Fair offer? For whom? I guess I look at these things a little differently. NADA, Kelly Blue Book and other "guides" are just a starting point. (They are currently very high and don't even agree among themselves) Things happen too fast and the numbers are not very objective for those guides to be accurate. Used car salesmen like to whip them out to low ball you when trading up.
You need to figure a price from what you want to pay and not what someone wants for his/her vehicle. A "fair" price will not be "fair" to both parties. He/she needs to sell and you may want to buy!
Another thing to consider is the scarcity of the item. There are more (and are going to be more) '05s out there for sale than '55s. Don't get into a hurry on hobbies. There is always another one out there unless it is something extremely rare.
There are two things to remember:
1.Trailers, motor homes, cars, trucks, motorcycles, boats, etc. make terrible investments. Keep in mind that you are going to lose money on the deal before it is over. It is recreation that will cost you money much like golf, bowling, or motorcycle racing. Also, they will always cost 2 or 3 times the money you initially expect to spend on renovation.
2. The best deal is at the buy and not when you sell. In other words, don't spend a lot and expect to get it back at the other end-you won't.
Fair price?
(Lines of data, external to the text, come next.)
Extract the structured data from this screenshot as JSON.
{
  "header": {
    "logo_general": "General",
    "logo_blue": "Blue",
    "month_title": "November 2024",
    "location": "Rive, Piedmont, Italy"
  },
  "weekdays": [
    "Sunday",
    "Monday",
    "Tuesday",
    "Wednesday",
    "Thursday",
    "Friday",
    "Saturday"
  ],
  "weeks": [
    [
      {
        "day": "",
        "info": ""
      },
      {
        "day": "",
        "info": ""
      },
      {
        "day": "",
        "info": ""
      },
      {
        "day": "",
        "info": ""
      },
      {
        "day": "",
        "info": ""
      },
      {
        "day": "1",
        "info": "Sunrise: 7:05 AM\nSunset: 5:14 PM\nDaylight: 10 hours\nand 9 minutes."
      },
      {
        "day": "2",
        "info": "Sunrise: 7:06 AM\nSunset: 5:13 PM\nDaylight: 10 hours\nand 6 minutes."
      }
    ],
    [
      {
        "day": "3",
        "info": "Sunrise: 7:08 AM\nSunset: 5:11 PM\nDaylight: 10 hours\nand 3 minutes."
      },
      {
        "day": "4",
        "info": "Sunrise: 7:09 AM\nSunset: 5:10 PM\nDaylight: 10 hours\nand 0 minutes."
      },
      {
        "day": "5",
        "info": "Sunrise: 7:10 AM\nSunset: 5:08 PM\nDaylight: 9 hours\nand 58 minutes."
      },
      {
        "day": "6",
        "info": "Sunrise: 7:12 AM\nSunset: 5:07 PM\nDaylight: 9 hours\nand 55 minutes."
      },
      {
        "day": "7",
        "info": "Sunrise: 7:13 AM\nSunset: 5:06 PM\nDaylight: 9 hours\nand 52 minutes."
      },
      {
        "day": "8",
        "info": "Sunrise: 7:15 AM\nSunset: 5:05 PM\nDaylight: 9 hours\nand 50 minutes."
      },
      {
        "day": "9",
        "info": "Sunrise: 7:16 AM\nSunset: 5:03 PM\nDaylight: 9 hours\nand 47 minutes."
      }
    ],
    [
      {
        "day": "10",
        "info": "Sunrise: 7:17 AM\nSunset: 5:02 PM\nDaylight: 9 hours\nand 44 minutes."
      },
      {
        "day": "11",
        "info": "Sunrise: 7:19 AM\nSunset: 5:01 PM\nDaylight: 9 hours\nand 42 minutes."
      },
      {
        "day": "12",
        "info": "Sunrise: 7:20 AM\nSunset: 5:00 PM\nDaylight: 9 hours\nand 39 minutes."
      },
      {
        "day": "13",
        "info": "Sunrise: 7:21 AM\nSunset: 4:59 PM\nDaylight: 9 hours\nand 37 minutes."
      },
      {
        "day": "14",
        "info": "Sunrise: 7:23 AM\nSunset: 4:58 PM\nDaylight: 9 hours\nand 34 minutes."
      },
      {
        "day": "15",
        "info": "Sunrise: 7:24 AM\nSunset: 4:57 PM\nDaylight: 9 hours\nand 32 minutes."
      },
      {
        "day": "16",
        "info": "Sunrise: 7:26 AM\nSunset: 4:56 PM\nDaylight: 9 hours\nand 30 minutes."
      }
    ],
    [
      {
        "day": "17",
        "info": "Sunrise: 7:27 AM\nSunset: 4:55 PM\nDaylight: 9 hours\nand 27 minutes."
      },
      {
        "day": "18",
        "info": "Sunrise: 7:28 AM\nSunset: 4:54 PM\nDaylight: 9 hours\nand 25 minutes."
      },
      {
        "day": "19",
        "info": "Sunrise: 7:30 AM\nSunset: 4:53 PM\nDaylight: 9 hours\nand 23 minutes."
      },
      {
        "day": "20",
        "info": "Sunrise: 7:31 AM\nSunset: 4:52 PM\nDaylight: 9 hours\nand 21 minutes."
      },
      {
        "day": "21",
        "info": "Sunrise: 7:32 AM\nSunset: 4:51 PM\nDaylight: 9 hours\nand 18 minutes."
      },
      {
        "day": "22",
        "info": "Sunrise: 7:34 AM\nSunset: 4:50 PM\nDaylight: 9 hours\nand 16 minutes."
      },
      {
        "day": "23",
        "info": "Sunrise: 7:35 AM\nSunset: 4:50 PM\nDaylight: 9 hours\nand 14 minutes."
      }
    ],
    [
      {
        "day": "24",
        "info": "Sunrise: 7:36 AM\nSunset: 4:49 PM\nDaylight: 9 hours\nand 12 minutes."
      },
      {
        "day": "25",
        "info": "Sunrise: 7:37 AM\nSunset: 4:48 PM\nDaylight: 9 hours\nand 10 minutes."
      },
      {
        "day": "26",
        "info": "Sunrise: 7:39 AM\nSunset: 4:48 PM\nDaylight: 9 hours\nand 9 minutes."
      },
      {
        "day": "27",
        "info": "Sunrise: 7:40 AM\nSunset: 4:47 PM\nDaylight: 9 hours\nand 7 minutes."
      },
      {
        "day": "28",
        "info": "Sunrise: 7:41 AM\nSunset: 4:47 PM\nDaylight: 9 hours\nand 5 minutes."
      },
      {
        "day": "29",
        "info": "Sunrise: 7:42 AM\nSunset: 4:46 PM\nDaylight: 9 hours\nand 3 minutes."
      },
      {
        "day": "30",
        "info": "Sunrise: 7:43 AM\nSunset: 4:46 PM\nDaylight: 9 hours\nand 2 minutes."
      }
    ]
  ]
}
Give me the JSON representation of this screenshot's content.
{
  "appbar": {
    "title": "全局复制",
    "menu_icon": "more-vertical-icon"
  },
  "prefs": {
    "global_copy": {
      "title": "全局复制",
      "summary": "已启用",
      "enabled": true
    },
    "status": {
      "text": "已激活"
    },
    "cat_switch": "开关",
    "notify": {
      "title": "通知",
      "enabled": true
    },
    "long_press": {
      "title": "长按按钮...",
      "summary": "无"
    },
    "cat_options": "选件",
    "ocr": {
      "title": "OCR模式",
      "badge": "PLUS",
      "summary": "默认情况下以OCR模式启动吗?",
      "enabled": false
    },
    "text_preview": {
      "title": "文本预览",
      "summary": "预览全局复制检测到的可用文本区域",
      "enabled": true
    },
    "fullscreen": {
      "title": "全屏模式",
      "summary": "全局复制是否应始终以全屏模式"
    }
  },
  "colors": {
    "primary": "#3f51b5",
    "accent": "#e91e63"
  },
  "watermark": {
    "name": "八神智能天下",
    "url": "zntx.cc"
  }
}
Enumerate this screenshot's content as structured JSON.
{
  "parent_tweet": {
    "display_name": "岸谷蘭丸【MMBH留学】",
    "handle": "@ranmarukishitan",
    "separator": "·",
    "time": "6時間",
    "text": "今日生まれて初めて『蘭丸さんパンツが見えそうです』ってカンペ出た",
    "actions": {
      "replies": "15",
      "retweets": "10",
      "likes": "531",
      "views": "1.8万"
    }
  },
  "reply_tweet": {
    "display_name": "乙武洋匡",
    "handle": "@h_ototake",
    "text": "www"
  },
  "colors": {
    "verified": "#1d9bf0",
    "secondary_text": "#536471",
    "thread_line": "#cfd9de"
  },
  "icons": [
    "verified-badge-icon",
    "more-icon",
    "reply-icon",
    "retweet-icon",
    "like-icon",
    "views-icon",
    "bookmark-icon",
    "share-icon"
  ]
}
In these times, I'd have cash in hand, show up in a tow vehicle, have an updated printed ebay list of similar models that did not meet reserve, write your short offer on a business card and be prepared to walk away. You might advise the seller that you cannot come back for $100 if he knocks it off next week. Emphasize cash in hand right now!
The seller wants as much as possible and the prospective buyer want to pay as little as possible. Fair? It cannot be fair to both so, I think, you should be nicer to yourself than the other guy.
"Turleen", the '57 Flying Cloud
Lone Jack, MO
"You better learn it fast; you better learn it young"-John Fogerty